Start of DATA FOR THIS EXERCISE

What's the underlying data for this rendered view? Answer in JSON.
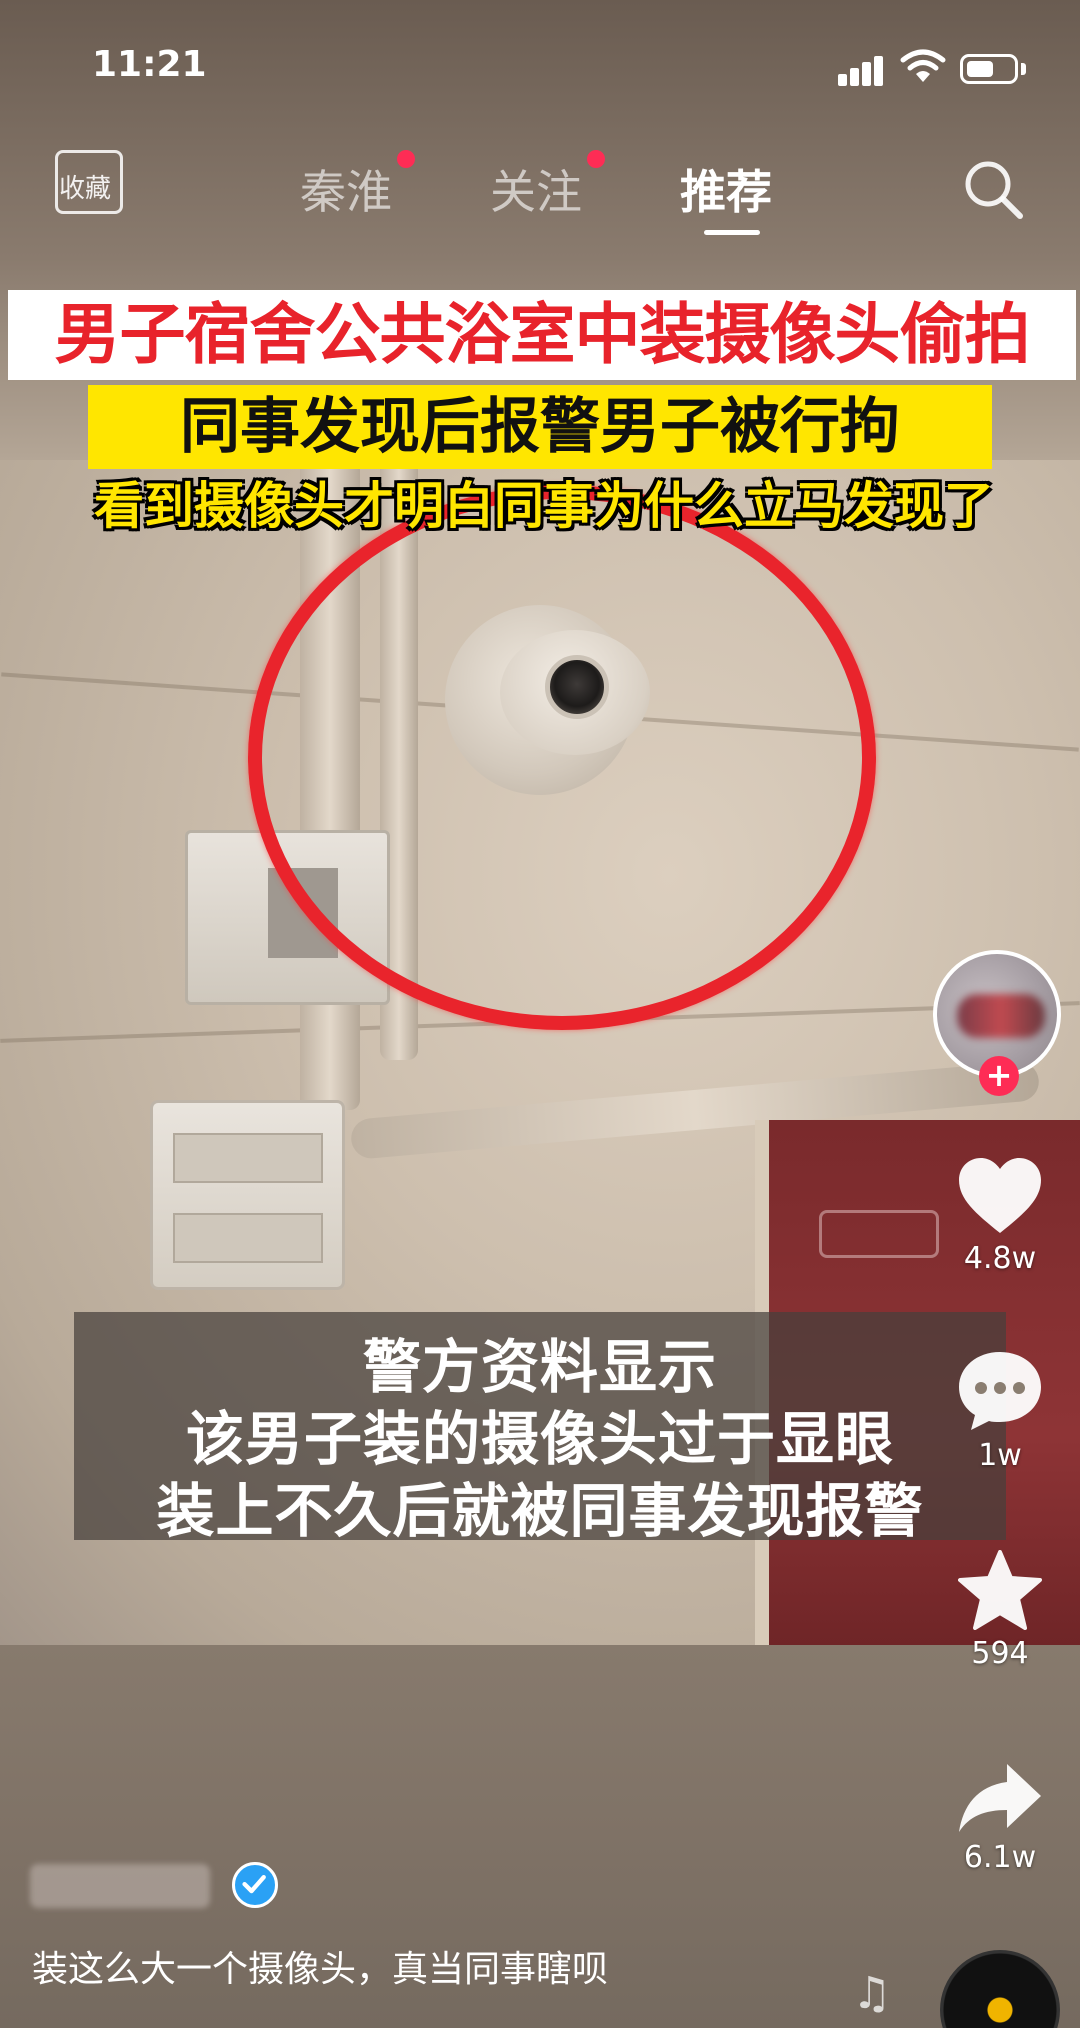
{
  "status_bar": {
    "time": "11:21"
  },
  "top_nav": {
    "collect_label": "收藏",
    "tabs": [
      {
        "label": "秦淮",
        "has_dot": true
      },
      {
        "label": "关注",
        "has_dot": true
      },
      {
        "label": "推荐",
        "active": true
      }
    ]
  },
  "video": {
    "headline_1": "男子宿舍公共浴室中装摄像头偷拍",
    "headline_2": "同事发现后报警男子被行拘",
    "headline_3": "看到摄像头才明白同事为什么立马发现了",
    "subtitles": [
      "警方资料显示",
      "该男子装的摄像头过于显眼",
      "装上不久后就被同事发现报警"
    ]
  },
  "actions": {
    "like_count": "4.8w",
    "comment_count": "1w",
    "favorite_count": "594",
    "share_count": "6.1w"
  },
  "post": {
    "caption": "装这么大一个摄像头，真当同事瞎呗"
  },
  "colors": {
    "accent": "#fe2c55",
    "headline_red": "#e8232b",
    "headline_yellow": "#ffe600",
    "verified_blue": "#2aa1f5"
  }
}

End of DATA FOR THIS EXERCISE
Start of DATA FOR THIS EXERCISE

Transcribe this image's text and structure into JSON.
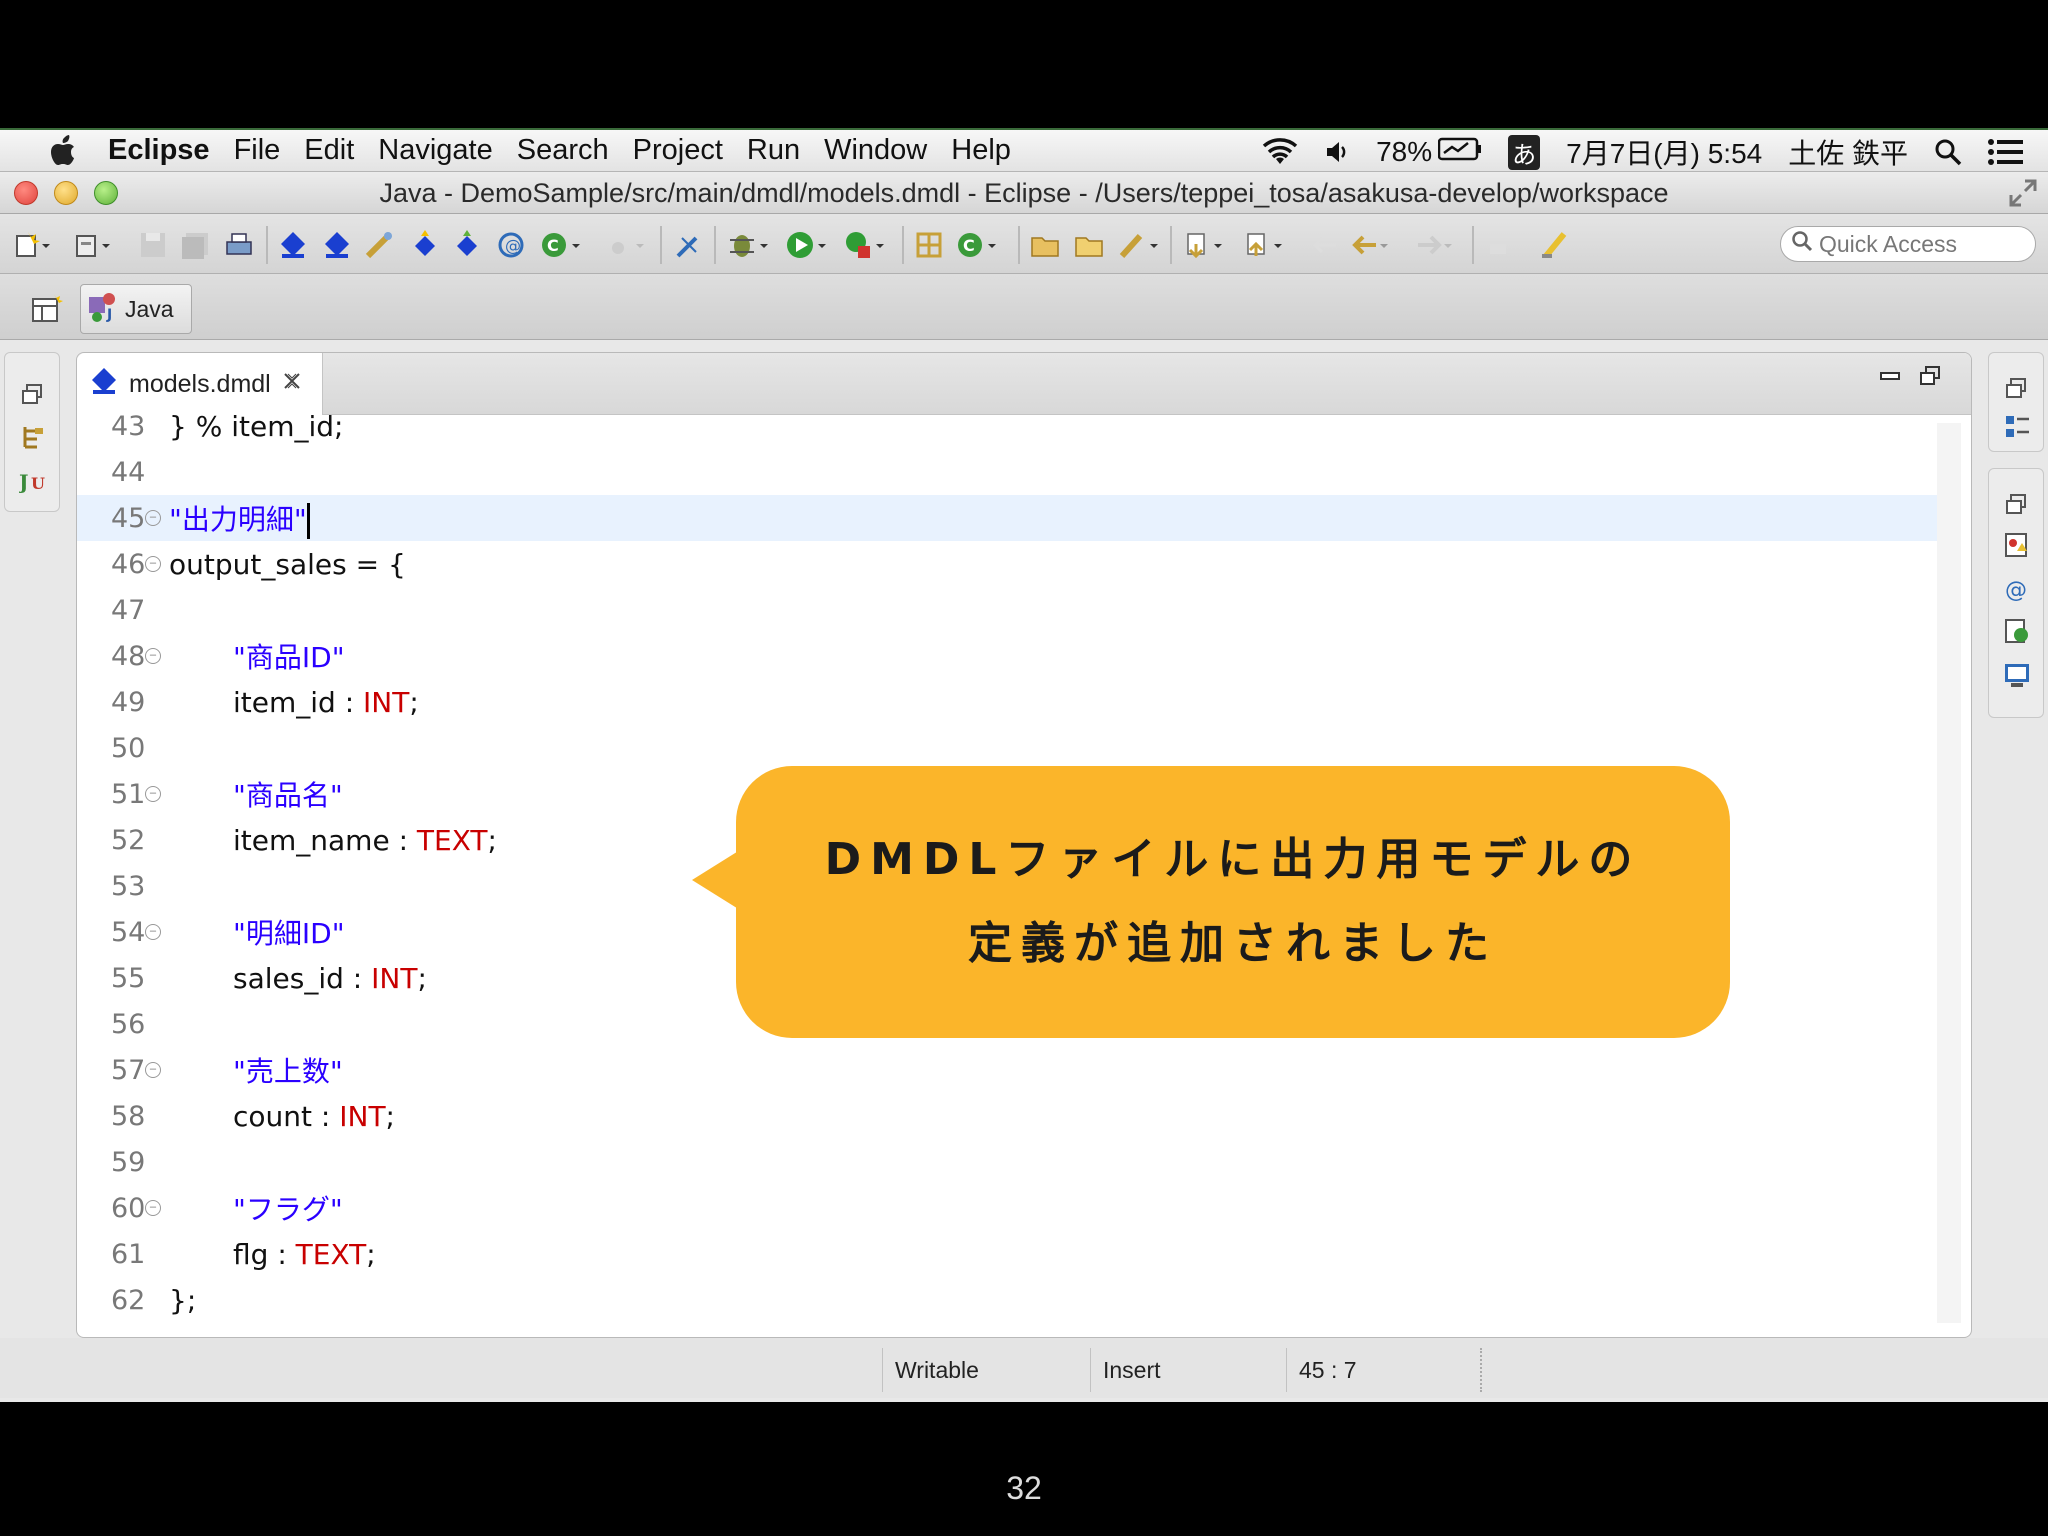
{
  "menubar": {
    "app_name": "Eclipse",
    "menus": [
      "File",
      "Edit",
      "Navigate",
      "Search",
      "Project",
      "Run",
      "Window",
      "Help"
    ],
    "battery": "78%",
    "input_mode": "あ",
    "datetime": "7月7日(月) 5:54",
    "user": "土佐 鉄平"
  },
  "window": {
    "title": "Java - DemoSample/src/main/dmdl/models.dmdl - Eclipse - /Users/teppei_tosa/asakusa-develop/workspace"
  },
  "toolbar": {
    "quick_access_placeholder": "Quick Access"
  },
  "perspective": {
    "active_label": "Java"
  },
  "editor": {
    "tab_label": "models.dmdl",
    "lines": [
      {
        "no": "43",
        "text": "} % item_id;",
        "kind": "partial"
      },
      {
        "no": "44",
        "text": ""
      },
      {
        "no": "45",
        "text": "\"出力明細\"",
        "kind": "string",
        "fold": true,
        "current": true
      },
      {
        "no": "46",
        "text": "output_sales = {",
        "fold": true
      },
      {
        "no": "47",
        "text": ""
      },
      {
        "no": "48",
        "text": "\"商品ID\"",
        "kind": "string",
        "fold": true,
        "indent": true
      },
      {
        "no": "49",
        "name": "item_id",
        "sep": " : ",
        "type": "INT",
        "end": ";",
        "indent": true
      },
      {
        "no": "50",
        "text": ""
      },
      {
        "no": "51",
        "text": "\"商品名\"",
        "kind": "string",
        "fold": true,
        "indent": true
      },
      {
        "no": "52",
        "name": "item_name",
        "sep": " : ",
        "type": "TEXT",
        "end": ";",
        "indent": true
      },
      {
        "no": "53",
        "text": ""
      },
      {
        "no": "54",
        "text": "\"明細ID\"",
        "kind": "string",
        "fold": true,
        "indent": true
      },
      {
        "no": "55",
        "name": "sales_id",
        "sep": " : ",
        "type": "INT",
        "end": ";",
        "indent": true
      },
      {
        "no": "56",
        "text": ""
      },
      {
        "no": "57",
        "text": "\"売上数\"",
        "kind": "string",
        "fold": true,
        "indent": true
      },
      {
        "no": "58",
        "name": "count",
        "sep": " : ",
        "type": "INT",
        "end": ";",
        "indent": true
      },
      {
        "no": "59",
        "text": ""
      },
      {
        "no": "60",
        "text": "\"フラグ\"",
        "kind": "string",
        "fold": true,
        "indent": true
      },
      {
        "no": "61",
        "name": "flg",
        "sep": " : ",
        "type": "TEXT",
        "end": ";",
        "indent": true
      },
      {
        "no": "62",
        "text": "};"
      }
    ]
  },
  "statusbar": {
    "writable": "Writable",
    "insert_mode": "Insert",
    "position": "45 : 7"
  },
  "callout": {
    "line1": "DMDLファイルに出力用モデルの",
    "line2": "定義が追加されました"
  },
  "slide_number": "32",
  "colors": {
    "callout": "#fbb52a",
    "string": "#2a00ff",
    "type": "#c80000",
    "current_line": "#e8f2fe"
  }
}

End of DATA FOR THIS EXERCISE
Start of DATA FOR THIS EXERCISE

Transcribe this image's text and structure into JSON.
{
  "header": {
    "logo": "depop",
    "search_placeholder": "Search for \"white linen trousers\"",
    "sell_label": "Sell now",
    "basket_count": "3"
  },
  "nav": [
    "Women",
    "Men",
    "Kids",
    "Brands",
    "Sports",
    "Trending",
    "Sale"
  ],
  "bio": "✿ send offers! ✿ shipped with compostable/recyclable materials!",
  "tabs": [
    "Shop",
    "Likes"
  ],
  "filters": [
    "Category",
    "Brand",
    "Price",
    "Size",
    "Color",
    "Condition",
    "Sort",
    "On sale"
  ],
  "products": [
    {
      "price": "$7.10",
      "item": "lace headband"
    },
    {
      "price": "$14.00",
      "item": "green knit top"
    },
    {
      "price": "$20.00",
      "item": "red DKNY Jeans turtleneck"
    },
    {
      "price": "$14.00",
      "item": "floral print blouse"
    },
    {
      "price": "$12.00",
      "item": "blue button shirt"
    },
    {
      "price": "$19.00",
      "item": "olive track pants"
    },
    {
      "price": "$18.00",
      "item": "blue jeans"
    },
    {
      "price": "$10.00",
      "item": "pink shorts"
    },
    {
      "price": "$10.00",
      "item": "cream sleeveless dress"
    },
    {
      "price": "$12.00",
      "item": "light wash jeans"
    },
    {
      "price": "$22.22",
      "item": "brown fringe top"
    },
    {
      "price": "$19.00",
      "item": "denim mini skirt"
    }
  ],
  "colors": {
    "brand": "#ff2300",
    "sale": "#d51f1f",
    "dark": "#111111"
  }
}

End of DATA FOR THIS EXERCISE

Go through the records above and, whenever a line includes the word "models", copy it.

    "title": "Java - DemoSample/src/main/dmdl/models.dmdl - Eclipse - /Users/teppei_tosa/asakusa-develop/workspace"
    "tab_label": "models.dmdl",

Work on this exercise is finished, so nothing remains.